The Volunteer Spirit


Volunteers—that’s who we are. Our unique character is built on our region’s history of showing up to serve. In our community, across the state, and around the world, our Volunteer family is changing lives for the better through our service work, educational excellence, and expertise.

Giving Voice

Singer-songwriter Anne Buckle (’11)

Singer-songwriter Anne Buckle (’11) first became interested in refugees at an arts in education conference in 2016. When a presenter said one in every 122 people is a refugee, it moved her to action. Buckle signed up with World Relief Nashville to tutor refugees in English. She quickly learned how the teens struggled to fit into their new country. To give the refugees an outlet for musical expression, she founded a non-profit called 3 Chords. The name comes from songwriter Harlan Howard’s often-quoted description of country songs as “three chords and the truth.” Read More.

My Degree Matters

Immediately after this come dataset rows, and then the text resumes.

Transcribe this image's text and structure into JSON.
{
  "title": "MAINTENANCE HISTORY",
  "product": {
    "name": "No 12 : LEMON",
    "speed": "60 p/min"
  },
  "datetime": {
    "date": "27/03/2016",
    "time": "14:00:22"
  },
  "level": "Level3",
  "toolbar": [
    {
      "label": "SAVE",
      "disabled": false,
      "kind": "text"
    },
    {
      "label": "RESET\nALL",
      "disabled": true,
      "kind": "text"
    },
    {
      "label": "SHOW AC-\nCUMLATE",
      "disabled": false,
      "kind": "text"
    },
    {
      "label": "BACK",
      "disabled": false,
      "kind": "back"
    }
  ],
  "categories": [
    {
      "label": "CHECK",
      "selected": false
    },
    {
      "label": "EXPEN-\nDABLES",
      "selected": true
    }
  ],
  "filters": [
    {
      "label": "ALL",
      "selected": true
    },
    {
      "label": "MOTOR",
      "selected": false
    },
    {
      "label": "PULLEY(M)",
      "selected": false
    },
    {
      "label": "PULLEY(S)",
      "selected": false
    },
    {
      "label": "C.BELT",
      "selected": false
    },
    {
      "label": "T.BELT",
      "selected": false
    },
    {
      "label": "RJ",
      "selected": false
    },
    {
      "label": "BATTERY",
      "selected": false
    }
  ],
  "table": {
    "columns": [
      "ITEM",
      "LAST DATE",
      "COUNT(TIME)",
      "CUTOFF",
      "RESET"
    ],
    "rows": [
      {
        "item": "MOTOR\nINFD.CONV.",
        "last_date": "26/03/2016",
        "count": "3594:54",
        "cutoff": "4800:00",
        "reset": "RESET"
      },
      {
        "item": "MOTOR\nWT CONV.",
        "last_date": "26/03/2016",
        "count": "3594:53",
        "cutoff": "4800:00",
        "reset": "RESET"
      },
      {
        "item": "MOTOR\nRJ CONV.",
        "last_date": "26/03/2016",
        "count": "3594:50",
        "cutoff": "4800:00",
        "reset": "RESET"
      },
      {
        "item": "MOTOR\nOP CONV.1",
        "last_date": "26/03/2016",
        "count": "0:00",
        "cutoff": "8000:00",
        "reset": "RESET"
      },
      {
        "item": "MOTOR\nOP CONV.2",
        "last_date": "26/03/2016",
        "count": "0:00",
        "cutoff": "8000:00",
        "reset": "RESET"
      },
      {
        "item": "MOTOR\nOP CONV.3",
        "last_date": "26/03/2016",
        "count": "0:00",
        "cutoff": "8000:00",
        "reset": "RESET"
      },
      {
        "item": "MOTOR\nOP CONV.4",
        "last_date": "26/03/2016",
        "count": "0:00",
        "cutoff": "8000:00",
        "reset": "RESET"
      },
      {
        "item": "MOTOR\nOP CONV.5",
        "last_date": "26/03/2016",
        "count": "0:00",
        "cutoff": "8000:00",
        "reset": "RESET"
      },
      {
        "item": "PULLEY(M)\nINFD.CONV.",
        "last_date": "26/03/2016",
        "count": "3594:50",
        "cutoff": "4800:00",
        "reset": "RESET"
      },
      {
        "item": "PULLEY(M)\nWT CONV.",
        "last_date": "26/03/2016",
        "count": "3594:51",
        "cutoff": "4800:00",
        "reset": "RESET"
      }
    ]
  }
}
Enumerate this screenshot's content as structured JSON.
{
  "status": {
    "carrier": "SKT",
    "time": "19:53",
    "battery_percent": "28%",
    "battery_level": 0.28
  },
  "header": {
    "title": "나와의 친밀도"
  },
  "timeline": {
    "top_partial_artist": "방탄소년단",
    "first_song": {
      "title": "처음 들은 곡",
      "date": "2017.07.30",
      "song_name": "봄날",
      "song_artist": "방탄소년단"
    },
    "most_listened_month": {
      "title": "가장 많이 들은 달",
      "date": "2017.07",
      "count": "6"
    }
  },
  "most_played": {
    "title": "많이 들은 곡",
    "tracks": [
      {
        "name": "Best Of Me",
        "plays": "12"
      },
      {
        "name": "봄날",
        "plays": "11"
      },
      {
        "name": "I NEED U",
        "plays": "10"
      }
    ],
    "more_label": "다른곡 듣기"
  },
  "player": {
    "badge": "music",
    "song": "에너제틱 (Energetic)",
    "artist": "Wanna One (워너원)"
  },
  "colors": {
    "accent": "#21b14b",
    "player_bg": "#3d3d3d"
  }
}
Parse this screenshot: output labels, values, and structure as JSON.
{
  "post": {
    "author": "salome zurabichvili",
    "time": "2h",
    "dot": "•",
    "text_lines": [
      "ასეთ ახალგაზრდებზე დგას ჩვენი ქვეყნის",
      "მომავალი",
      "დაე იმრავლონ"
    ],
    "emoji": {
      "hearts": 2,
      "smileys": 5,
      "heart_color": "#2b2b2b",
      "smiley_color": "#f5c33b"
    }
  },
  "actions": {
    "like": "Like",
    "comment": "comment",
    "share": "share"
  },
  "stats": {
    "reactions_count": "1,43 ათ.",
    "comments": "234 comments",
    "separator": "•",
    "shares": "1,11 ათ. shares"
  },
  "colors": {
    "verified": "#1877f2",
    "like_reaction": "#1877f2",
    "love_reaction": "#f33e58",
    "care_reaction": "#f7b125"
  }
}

My Degree Matters was the theme of our Welcome Week event in August 2019. We hosted our first-year students and showcased all we have to offer in the College of Arts and Sciences. Our students wrote answers on sticky notes as to why their degree matters– from solving the world’s biggest problems and helping others to acquiring transferable skills and being creative. Whether they are exploring their options or already on their chosen career path, members of the incoming first year class are inspired to change the world.

College Ambassadors

The College of Arts & Sciences Ambassadors are students majoring in our college who help incoming students discover the breadth and depth of all we have to offer. During campus tours, they meet with students to answer questions about what it is like to be a student in the college and a member of the UT Volunteer family. Learn more about the student ambassadors online.

Ashtyn Hill

“I decided to become an ambassador because I wanted the chance to share the amazing opportunities UT has given me with potential students. When we give a tour or talk to a prospective student, they are gaining a perspective that is unique and personal. In my opinion, that is something prospective students and families remember when they think about their visit to UT.”

-Ashtyn Hill, Junior
Majoring in biological sciences with an honors concentration in biochemistry and cellular and molecular biology and a minor in applied music

Bailee Wilson

“During my first few days as an undergraduate student at UT, I was overwhelmed. I experienced a lot of skepticism and doubt, and, admittedly, a lot of negative thoughts. I started my classes thinking that I’d never feel at home. I was shocked when, a few weeks later, I found that I was head-over-heels in love with the university. I decided to become an ambassador because I wanted to help other students fall in love with the school in the same way that I did. The College of Arts & Sciences has nurtured my creativity, boosted my confidence, and helped me become a leader. I want other students to have the chance to develop in the same ways that I have developed. I want to make sure that everyone finds their home at UT.”

-Bailee Wilson, Senior
Majoring in economics with an honors concentration and a minor in English

Lauren Cormany

“Being an ambassador matters because there are a lot of misconceptions about college that make students feel like it is not attainable for them, or that they can’t study what they are passionate about and still be successful in a later career. I think every student should have the opportunity to see first-hand that they can do it; that is, college can be right for them and there is a place for everyone here at UT.”

-Lauren Cormany, Senior
Double major in political science and history